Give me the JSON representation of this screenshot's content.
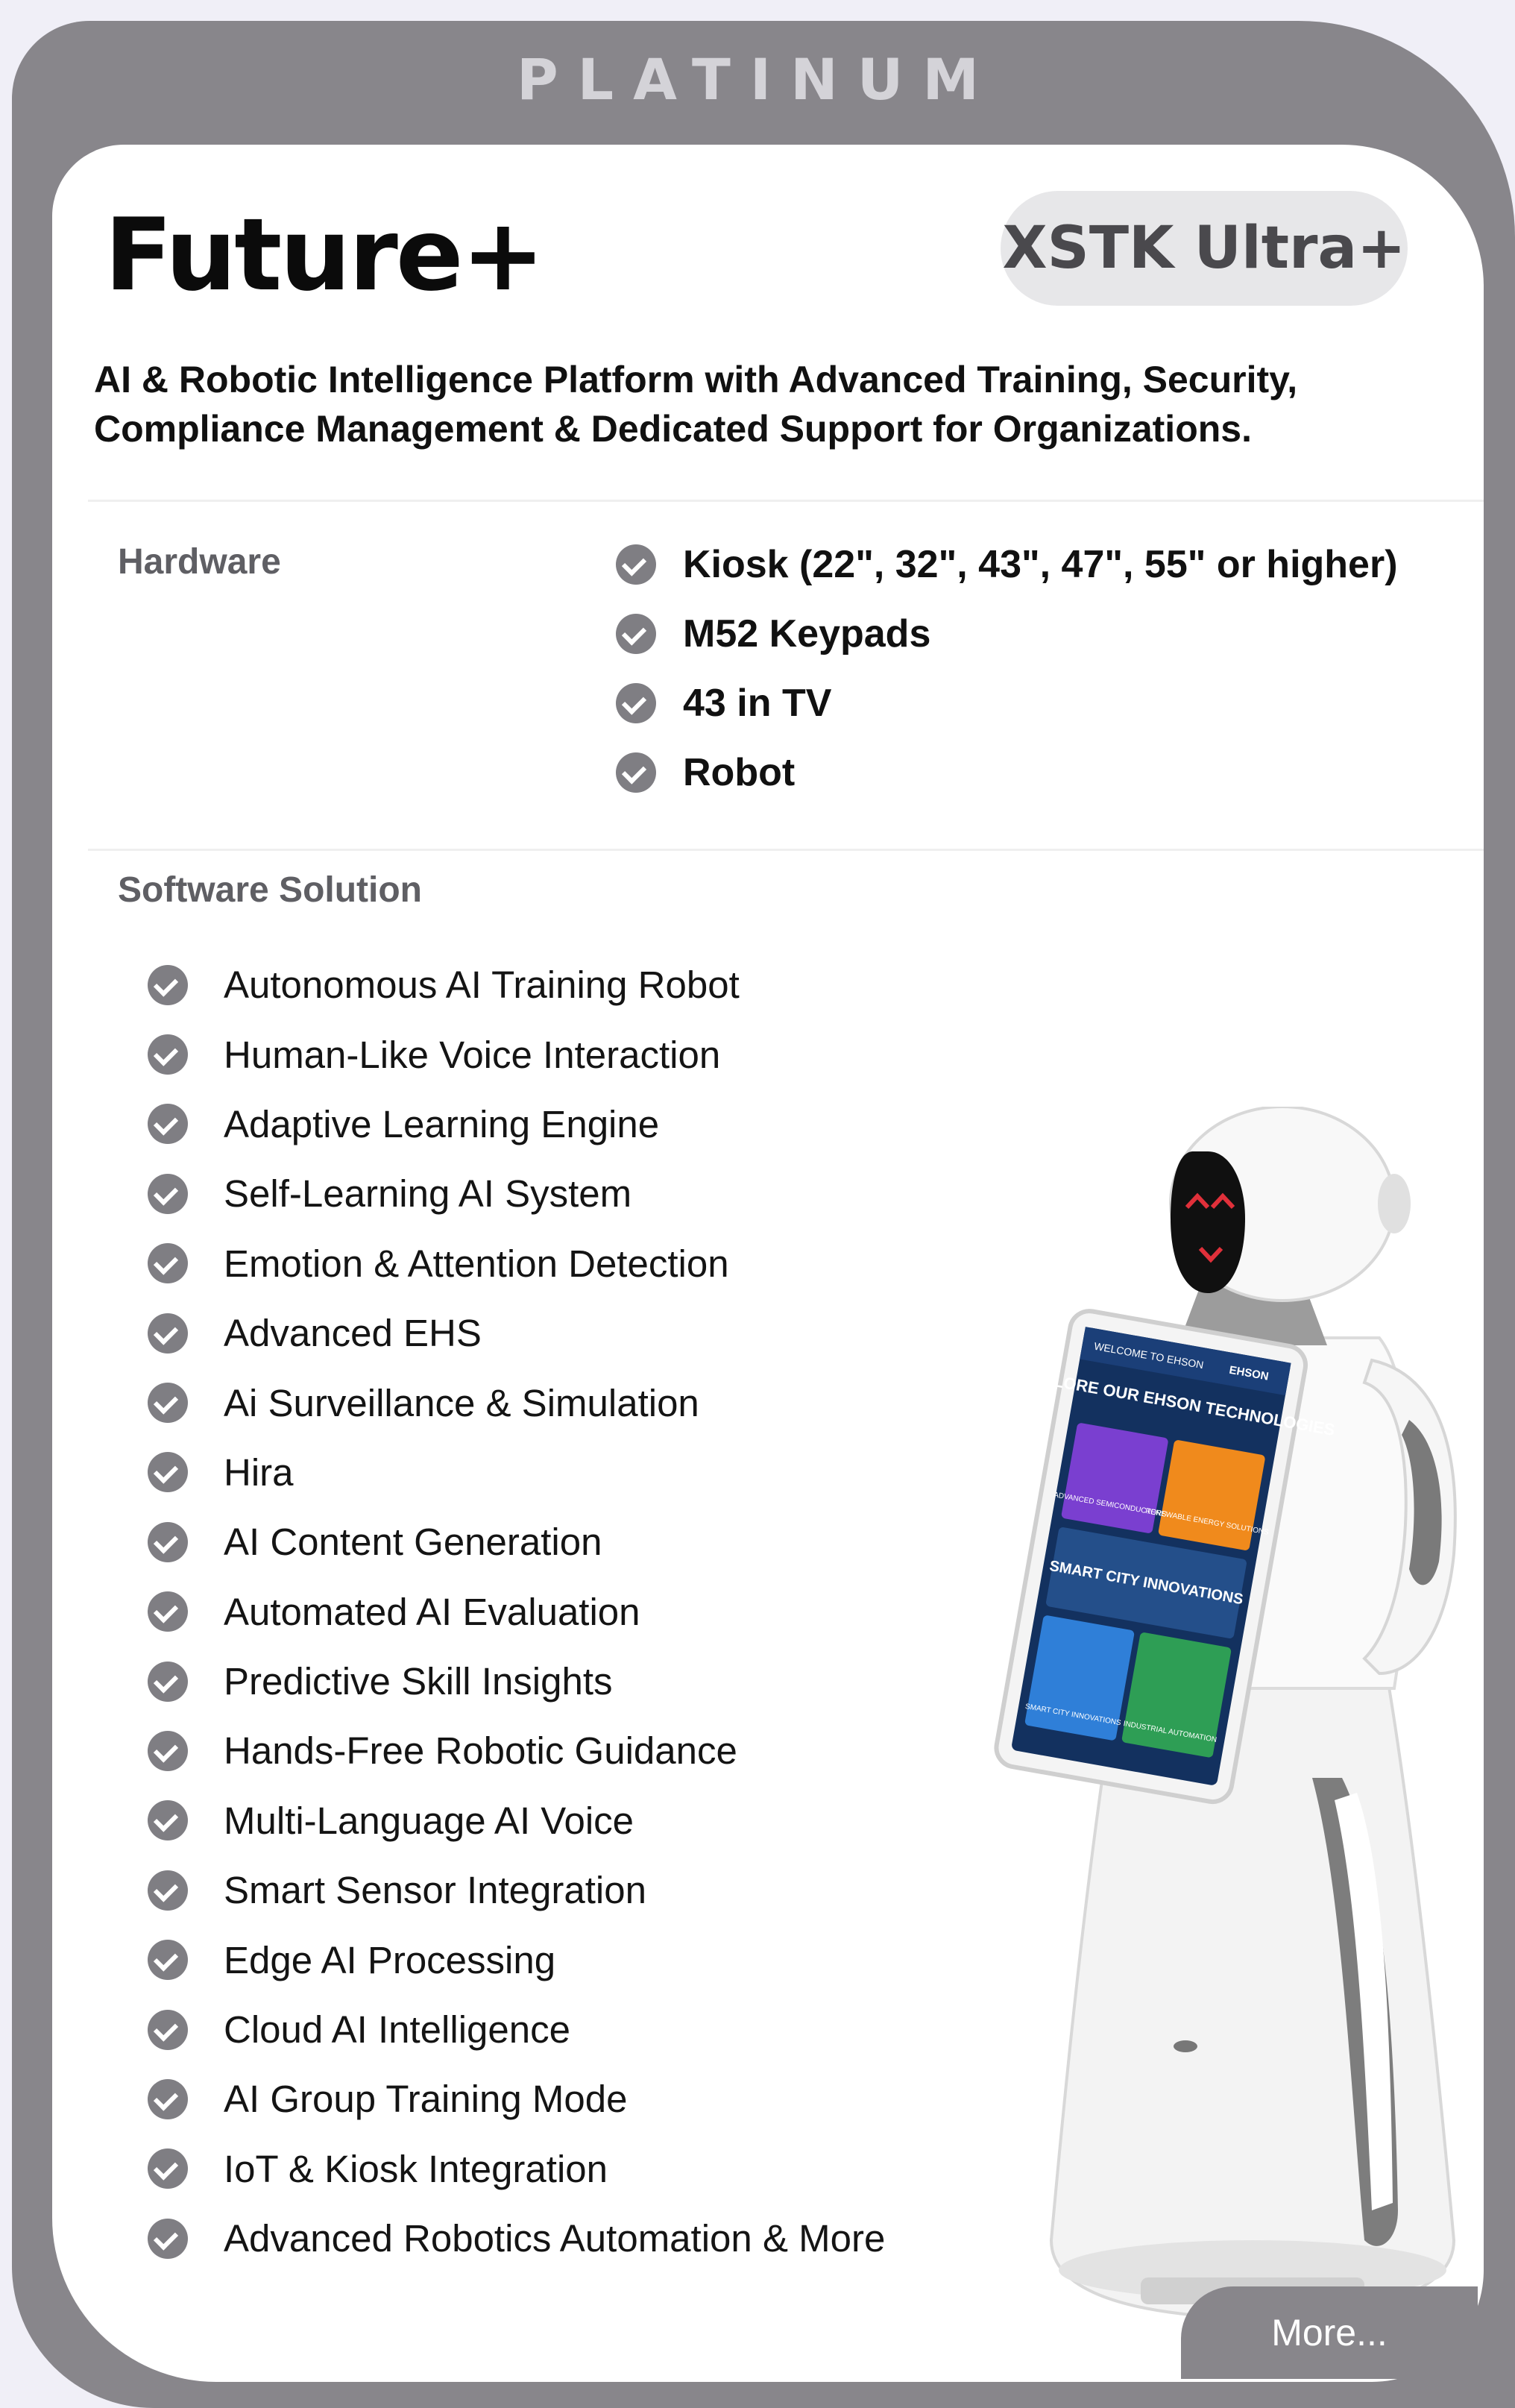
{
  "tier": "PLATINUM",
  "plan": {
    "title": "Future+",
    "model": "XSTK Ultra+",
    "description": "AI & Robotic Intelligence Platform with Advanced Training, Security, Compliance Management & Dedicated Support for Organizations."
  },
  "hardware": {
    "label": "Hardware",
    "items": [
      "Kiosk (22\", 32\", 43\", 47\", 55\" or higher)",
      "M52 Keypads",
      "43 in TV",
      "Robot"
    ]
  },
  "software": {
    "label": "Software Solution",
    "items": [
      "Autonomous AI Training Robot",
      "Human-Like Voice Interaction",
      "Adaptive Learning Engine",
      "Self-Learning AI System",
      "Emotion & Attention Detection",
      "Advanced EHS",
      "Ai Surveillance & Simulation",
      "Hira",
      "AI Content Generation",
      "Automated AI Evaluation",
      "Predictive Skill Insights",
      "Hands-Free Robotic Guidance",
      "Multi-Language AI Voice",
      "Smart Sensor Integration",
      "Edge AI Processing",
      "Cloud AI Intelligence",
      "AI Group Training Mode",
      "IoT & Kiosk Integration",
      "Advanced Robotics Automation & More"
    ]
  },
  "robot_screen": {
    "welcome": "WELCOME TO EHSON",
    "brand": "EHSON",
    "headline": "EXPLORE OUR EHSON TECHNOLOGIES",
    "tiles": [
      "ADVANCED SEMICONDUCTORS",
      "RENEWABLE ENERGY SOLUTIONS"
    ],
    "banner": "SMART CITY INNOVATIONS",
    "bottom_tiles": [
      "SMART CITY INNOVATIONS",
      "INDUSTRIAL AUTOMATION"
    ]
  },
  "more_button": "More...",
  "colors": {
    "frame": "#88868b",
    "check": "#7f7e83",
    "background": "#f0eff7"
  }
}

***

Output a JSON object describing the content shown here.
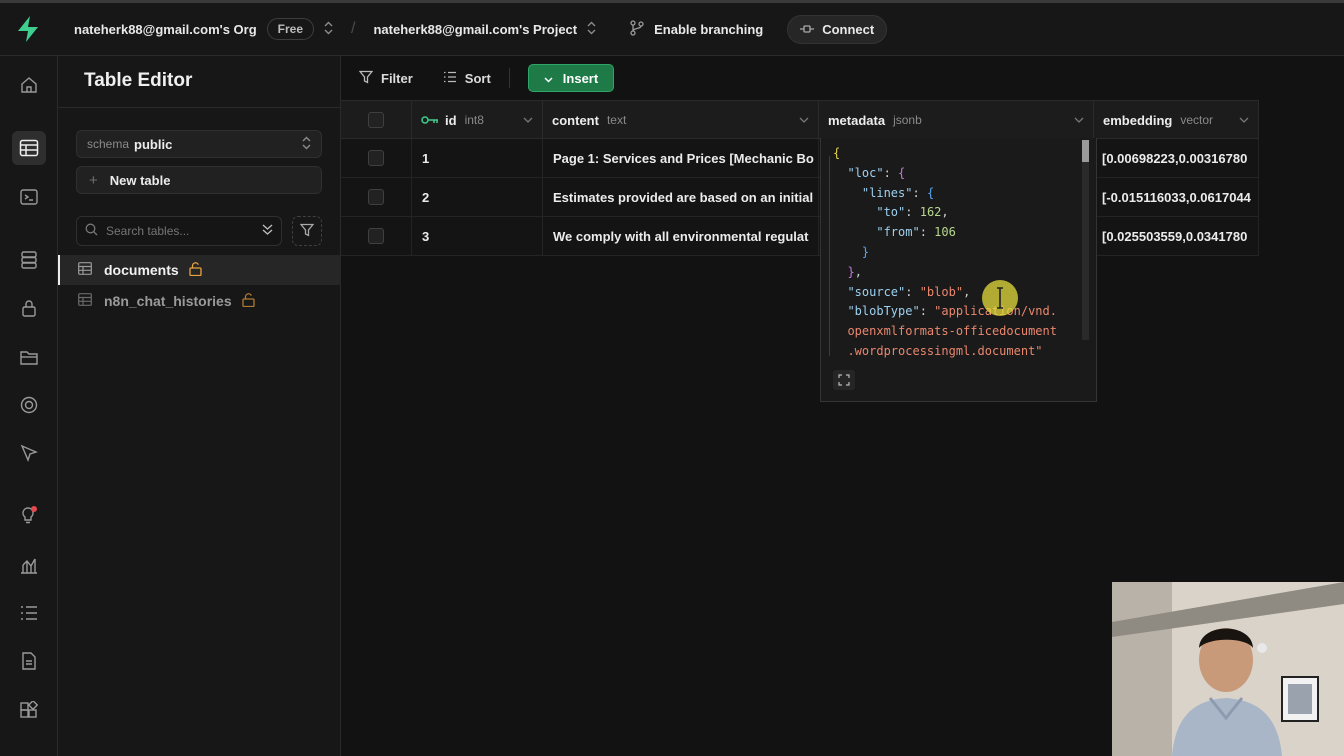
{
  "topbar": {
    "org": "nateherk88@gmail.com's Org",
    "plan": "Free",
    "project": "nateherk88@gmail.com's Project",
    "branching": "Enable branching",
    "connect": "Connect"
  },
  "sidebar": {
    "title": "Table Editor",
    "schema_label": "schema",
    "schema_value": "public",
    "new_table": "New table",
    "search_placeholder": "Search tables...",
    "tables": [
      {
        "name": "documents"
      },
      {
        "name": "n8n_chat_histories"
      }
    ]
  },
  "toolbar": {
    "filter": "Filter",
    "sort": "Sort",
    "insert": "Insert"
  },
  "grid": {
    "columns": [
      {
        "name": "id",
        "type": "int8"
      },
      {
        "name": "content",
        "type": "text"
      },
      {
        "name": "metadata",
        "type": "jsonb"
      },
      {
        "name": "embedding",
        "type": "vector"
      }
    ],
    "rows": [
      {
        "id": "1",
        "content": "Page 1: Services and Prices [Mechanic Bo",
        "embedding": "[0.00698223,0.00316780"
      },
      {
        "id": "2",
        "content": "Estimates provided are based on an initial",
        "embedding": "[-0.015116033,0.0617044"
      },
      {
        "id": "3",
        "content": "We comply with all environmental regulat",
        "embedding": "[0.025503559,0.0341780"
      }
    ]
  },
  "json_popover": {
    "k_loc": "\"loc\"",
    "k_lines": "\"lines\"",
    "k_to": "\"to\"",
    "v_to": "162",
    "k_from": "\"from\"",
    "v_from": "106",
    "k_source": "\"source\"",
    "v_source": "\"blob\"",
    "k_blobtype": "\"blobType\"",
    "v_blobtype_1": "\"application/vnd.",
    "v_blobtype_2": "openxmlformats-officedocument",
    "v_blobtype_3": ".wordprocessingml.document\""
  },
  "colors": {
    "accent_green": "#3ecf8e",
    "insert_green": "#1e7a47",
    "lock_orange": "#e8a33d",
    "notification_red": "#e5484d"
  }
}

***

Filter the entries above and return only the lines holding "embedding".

*Your solution*.
        "name": "embedding",
        "embedding": "[0.00698223,0.00316780"
        "embedding": "[-0.015116033,0.0617044"
        "embedding": "[0.025503559,0.0341780"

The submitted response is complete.